2. Space opera seems to have taken off, to some extent, over the last decade, courtesy of some fine and intelligent writing. What’s your opinion of the place of that particular genre at the moment, and what attracts you to writing it?
I think the critical and publishing world has discovered what every reader of SF (and watcher of Star Trek and Star Wars) has always known: that space opera is cool. It doesn’t have to be dumb (but it can be); it doesn’t have to be badly written (but it can be); it can be cutting edge (but doesn’t have to be); it can advance the field, even though its tapping into a literary tradition that has been with is for over fifty years. It is, I reckon, the heart of SF, and it’s to the entire field’s detriment that it was ignored for so long, back when cyberpunk was cool.

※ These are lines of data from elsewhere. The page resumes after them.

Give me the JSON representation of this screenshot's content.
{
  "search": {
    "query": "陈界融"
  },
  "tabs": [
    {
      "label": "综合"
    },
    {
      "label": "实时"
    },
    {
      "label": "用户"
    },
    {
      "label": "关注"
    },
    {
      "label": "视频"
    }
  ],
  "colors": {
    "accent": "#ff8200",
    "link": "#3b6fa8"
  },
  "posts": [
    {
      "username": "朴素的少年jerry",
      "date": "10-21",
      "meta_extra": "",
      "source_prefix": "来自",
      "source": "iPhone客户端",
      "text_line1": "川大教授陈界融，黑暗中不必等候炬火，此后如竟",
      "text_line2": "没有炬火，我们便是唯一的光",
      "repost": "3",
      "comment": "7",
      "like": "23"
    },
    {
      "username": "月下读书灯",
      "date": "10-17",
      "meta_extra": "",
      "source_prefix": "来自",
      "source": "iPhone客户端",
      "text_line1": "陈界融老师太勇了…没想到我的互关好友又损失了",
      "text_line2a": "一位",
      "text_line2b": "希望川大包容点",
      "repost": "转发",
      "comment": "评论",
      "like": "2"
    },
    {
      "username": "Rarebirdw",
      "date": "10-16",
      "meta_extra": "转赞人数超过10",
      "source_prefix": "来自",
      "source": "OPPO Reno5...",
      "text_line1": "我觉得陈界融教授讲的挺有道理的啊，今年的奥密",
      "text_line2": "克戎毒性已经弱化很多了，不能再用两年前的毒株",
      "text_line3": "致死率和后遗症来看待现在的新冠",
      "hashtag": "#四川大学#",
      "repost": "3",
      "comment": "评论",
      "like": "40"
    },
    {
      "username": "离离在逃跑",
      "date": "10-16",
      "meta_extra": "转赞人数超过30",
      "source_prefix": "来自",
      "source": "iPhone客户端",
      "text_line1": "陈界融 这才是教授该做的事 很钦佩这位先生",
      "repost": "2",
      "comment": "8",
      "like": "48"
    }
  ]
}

Well, maybe I’m overstating things a little, but it does seem odd to me that, while space opera novels were winning Hugo Awards voted by the readers, the industry’s attention (writers, editors, critics) seemed to be entirely elsewhere. There’s such an emphasis on being cutting edge in this field that the “traditional”, or perhaps just “established” sub-genres, tend to be sidelined, looked down on, whatever. So space opera flounders in the 80s and early 90s despite the fact that people love to read it and writers like Iain Banks love to write it. Thank Whoever it’s all turned around since then. When Shane and I pitched Evergence back in 1998, it felt like we were very much in a minority. Now there are dozens of writers in the field, and readers are reaping the benefits.

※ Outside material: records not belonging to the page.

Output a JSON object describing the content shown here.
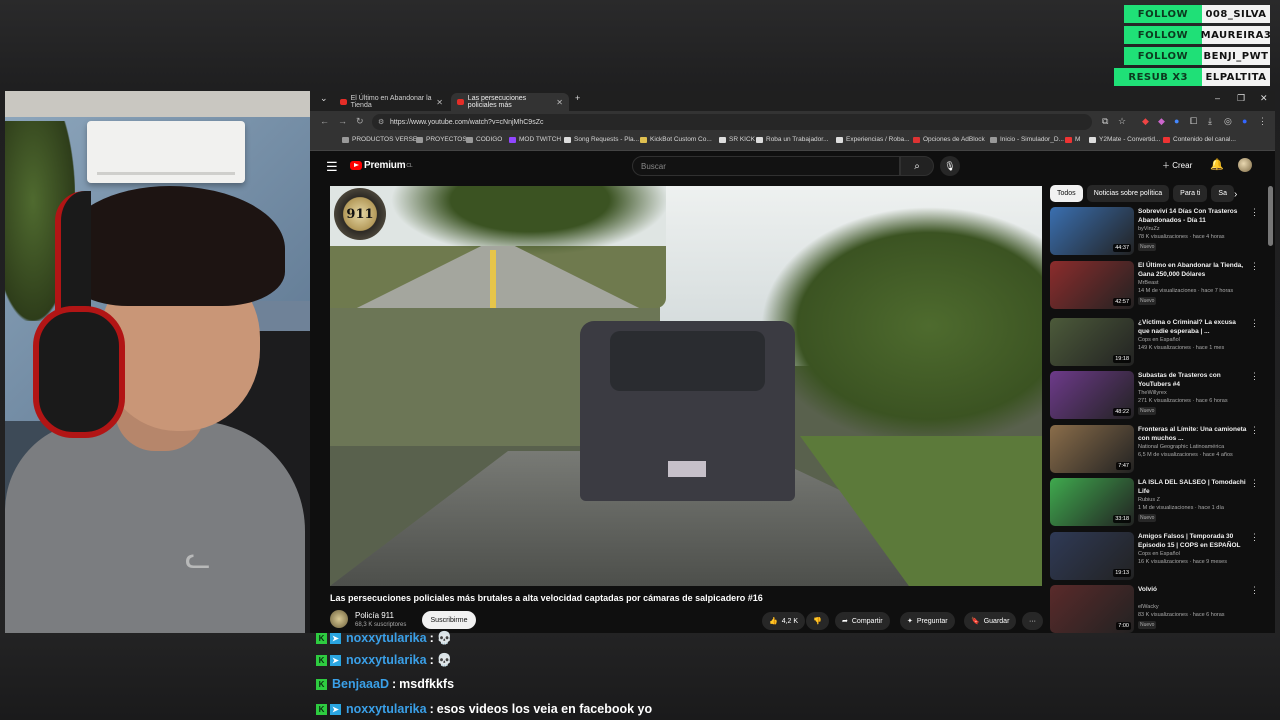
{
  "follow_alerts": [
    {
      "action": "FOLLOW",
      "user": "008_SILVA"
    },
    {
      "action": "FOLLOW",
      "user": "MAUREIRA3"
    },
    {
      "action": "FOLLOW",
      "user": "BENJI_PWT"
    },
    {
      "action": "RESUB X3",
      "user": "ELPALTITA"
    }
  ],
  "browser": {
    "tabs": [
      {
        "label": "El Último en Abandonar la Tienda"
      },
      {
        "label": "Las persecuciones policiales más"
      }
    ],
    "url": "https://www.youtube.com/watch?v=cNnjMhC9sZc",
    "bookmarks": [
      "PRODUCTOS VERSE",
      "PROYECTOS",
      "CODIGO",
      "MOD TWITCH",
      "Song Requests - Pla...",
      "KickBot Custom Co...",
      "SR KICK",
      "Roba un Trabajador...",
      "Experiencias / Roba...",
      "Opciones de AdBlock",
      "Inicio - Simulador_D...",
      "M",
      "Y2Mate - Convertid...",
      "Contenido del canal..."
    ]
  },
  "youtube": {
    "logo": "Premium",
    "logo_region": "CL",
    "search_placeholder": "Buscar",
    "create_label": "Crear",
    "video": {
      "badge_text": "911",
      "title": "Las persecuciones policiales más brutales a alta velocidad captadas por cámaras de salpicadero #16",
      "channel": "Policía 911",
      "subscribers": "68,3 K suscriptores",
      "subscribe_label": "Suscribirme",
      "likes": "4,2 K",
      "share": "Compartir",
      "ask": "Preguntar",
      "save": "Guardar",
      "more": "···"
    },
    "chips": [
      "Todos",
      "Noticias sobre política",
      "Para ti",
      "Sa"
    ],
    "recommendations": [
      {
        "title": "Sobreviví 14 Días Con Trasteros Abandonados - Día 11",
        "channel": "byViruZz",
        "views": "78 K visualizaciones · hace 4 horas",
        "badge": "Nuevo",
        "duration": "44:37",
        "color": "#3a6fb0"
      },
      {
        "title": "El Último en Abandonar la Tienda, Gana 250,000 Dólares",
        "channel": "MrBeast",
        "views": "14 M de visualizaciones · hace 7 horas",
        "badge": "Nuevo",
        "duration": "42:57",
        "color": "#8c2c2c"
      },
      {
        "title": "¿Víctima o Criminal? La excusa que nadie esperaba | ...",
        "channel": "Cops en Español",
        "views": "149 K visualizaciones · hace 1 mes",
        "badge": "",
        "duration": "19:18",
        "color": "#4c5a3a"
      },
      {
        "title": "Subastas de Trasteros con YouTubers #4",
        "channel": "TheWillyrex",
        "views": "271 K visualizaciones · hace 6 horas",
        "badge": "Nuevo",
        "duration": "48:22",
        "color": "#6d3a8a"
      },
      {
        "title": "Fronteras al Límite: Una camioneta con muchos ...",
        "channel": "National Geographic Latinoamérica",
        "views": "6,5 M de visualizaciones · hace 4 años",
        "badge": "",
        "duration": "7:47",
        "color": "#8a6d4a"
      },
      {
        "title": "LA ISLA DEL SALSEO | Tomodachi Life",
        "channel": "Rubius Z",
        "views": "1 M de visualizaciones · hace 1 día",
        "badge": "Nuevo",
        "duration": "33:18",
        "color": "#3fa94e"
      },
      {
        "title": "Amigos Falsos | Temporada 30 Episodio 15 | COPS en ESPAÑOL",
        "channel": "Cops en Español",
        "views": "16 K visualizaciones · hace 9 meses",
        "badge": "",
        "duration": "19:13",
        "color": "#2f3a56"
      },
      {
        "title": "Volvió",
        "channel": "elWacky",
        "views": "83 K visualizaciones · hace 6 horas",
        "badge": "Nuevo",
        "duration": "7:00",
        "color": "#5a2a2a"
      }
    ]
  },
  "chat": [
    {
      "user": "noxxytularika",
      "sep": ":",
      "text": "💀",
      "color": "#3aa0e8",
      "badges": 2
    },
    {
      "user": "noxxytularika",
      "sep": ":",
      "text": "💀",
      "color": "#3aa0e8",
      "badges": 2
    },
    {
      "user": "BenjaaaD",
      "sep": ":",
      "text": "msdfkkfs",
      "color": "#3aa0e8",
      "badges": 1
    },
    {
      "user": "noxxytularika",
      "sep": ":",
      "text": "esos videos los veia en facebook yo",
      "color": "#3aa0e8",
      "badges": 2
    }
  ]
}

3. You’re also working on a childrens’ series, set in the world of the Change. What was the impetus for moving into writing for a younger audience, and have you learned anything useful from the experience that you can carry into your adult writing?
I love kids’ books. I was asked to write one by a publisher I’d never worked with before. I was just about to start my Masters in Creative Writing and needed something challenging to work on. Those were the three reasons I started writing the Broken Lands series. The perfect project at the perfect time–and I think it’s resulted in one of the best books I’ve written to date.

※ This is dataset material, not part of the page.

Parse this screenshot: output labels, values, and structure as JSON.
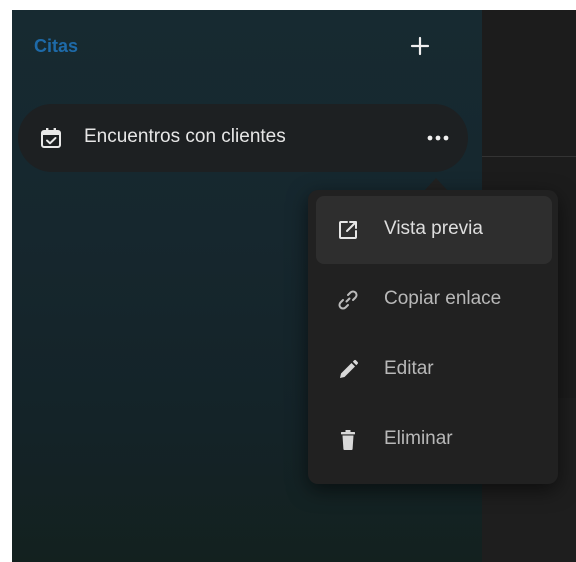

Writing for kids has taught me to write more concisely: to pack as much characterization and scene-setting in as short a space as possible. Accordingly, my adult books have become shorter. That’s the main difference I can see, but there may be others I haven’t noticed yet. There’s a certain amount of bleed between concurrent books. It’s something that’s both wonderful and irritating, depending on the particular case.
4. But enough about you. Tell us what other authors are taking turns on the Williams ocular turntable. What books have excited you recently?
I discovered Lee Child while on honeymoon recently, and he has been pushing all the right buttons. Nick Drake’s Nefertiti, a crime novel set in agent Egypt, was another recent favourite. (When I’m busy writing, as I have been lately, I find reading outside the genre a big sanity-saver.) In the last week or two, I read the latest Harry Potter and Peter Watts’ Blindsight. I’m about to launch into the Dozois & Strahan New Space Opera collection, which I expect to be brilliant fun. My to-read stack also contains books by Tobias S Buckell, Joe Hill, Philip Reeve and Emily Bronte, and I’m confident all of them will hit the mark.
5. Finally, and perhaps most importantly, you’re given the opportunity to get it on with the fictional character you fancy most. Who’s it gonna be?
If you’d asked me this question when I was 14, it would’ve been Jessica from the Logan’s Run novels. Now…well, it’d probably be someone from an anime series, like Tatiana Wisla of Last Exile, or Boomer from the new Battlestar Galactica. To be honest, I don’t really think about it that much any more.
Reality is so much more excellent!